**Your task:** Make a tally of the lines in the records that include the string "meta", and give only that number.

**Provided entries:**
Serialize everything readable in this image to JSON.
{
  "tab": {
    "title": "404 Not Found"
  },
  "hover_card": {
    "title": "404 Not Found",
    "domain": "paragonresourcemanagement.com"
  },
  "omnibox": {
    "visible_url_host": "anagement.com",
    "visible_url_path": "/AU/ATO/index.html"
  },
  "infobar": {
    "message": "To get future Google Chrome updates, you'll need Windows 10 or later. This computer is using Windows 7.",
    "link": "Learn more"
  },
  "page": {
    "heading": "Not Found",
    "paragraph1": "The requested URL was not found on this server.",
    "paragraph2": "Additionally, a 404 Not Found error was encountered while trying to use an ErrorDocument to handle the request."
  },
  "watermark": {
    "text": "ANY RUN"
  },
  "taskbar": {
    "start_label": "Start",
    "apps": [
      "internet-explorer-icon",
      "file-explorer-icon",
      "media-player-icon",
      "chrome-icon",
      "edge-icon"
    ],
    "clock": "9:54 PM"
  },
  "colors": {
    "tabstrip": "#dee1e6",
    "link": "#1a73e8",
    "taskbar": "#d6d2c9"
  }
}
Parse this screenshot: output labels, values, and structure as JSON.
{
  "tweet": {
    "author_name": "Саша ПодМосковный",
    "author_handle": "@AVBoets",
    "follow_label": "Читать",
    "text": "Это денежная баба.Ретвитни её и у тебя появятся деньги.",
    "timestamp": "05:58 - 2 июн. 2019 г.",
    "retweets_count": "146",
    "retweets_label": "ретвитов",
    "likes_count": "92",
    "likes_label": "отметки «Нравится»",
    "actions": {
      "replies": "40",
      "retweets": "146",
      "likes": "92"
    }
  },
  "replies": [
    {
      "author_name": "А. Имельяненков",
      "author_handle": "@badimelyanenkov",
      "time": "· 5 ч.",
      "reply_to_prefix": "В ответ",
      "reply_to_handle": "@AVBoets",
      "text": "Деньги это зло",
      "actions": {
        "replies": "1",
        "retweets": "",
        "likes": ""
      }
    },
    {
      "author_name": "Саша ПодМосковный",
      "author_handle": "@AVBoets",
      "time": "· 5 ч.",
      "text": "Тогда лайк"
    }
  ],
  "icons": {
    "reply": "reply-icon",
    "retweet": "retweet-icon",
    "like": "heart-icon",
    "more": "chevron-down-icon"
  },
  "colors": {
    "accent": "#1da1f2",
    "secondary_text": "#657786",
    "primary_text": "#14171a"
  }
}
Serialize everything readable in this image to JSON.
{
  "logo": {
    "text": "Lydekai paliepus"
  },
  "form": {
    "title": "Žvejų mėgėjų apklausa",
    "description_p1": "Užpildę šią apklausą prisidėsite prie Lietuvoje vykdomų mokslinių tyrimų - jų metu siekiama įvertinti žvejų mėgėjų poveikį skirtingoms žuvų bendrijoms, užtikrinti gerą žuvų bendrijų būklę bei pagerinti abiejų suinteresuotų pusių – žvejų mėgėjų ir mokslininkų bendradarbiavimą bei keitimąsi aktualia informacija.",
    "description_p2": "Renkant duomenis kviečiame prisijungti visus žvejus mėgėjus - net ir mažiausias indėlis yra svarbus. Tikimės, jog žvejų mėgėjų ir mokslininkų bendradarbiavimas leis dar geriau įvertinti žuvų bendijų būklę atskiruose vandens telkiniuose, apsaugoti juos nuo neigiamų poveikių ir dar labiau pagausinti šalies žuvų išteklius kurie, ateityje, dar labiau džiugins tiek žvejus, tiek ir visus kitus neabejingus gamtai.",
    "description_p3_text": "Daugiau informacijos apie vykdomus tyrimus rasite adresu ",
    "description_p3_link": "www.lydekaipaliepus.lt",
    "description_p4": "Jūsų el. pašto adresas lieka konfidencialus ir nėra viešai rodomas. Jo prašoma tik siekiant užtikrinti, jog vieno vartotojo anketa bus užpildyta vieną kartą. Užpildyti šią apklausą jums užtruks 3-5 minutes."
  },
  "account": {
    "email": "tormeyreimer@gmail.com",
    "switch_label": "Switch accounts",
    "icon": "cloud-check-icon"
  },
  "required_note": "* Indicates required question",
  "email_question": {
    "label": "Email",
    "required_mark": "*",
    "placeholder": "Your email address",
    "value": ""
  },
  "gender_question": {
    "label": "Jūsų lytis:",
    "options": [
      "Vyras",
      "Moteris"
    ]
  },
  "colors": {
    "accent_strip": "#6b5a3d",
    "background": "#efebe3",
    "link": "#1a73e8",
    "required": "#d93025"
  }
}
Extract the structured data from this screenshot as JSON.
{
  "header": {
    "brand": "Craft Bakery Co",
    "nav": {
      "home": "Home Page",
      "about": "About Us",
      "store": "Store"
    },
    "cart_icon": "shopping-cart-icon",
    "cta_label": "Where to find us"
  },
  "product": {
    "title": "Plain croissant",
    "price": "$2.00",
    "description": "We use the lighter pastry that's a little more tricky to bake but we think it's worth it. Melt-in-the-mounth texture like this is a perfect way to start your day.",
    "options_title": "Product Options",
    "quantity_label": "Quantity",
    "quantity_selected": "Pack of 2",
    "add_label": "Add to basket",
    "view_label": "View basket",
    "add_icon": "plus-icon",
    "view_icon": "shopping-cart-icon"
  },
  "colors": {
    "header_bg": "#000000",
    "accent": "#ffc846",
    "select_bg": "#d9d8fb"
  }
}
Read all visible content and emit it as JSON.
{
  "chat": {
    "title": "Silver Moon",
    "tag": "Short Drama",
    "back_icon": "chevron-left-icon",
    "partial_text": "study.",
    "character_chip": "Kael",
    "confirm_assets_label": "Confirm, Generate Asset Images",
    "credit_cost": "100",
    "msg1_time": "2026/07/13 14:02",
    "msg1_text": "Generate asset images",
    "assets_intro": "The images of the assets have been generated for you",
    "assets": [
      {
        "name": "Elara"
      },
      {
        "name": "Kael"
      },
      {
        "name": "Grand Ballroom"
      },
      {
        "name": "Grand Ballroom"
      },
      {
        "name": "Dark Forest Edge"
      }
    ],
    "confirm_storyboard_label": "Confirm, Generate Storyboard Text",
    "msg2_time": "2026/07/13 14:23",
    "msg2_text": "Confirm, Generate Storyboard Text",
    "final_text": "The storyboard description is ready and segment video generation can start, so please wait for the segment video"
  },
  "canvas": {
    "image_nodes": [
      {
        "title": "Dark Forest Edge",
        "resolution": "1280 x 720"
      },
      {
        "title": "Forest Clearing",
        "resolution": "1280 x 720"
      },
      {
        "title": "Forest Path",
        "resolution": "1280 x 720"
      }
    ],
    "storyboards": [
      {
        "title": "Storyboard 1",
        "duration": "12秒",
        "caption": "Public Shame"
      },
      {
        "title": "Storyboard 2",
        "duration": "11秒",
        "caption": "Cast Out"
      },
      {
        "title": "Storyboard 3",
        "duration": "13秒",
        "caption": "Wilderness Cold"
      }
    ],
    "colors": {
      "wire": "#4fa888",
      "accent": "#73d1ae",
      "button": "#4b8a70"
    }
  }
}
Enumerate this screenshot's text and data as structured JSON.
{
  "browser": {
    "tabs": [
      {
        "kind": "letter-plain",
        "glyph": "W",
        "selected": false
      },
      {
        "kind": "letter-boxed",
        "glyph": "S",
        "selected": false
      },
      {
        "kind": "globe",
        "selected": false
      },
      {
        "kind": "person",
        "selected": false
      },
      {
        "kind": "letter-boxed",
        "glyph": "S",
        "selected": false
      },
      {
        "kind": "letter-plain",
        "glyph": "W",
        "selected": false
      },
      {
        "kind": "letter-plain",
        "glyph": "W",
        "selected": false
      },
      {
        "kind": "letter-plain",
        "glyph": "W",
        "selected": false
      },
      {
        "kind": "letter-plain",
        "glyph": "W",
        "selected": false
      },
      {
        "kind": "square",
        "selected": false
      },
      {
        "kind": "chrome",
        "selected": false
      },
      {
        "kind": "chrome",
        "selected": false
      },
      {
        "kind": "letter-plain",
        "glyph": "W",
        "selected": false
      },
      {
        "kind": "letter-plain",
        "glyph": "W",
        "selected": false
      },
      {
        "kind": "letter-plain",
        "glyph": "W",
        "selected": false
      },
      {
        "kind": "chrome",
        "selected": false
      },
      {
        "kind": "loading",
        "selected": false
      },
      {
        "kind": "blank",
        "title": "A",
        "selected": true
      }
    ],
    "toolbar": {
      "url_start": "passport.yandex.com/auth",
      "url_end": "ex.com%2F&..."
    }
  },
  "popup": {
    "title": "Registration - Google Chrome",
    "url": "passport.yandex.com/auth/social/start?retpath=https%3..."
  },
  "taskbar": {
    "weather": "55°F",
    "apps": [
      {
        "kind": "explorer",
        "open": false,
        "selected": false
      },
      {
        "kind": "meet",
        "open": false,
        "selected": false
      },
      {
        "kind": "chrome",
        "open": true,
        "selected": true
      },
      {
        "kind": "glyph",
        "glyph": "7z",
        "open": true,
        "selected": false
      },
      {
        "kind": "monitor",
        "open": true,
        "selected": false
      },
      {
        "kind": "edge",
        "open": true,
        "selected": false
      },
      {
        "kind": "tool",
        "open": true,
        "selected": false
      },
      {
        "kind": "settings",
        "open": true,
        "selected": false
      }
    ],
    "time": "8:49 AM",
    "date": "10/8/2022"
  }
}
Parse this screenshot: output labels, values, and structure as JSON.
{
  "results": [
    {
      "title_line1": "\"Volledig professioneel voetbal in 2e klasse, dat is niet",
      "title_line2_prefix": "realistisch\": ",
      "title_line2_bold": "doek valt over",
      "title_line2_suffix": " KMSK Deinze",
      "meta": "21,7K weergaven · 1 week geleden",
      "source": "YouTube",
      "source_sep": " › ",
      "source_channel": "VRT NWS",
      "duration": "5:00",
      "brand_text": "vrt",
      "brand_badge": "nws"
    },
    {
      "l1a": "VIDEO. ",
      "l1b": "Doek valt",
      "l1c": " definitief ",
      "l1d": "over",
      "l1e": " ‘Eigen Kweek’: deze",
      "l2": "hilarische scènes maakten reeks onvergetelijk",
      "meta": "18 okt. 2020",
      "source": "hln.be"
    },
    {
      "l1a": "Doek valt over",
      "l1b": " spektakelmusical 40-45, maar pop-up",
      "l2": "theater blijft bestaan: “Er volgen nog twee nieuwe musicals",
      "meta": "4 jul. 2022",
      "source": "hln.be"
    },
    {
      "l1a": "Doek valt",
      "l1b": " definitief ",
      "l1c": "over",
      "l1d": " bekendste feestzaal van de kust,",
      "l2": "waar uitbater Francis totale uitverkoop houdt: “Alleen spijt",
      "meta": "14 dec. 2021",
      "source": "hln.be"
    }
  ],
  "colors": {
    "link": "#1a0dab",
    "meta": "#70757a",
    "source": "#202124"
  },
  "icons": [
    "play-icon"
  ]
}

**Task response:** 5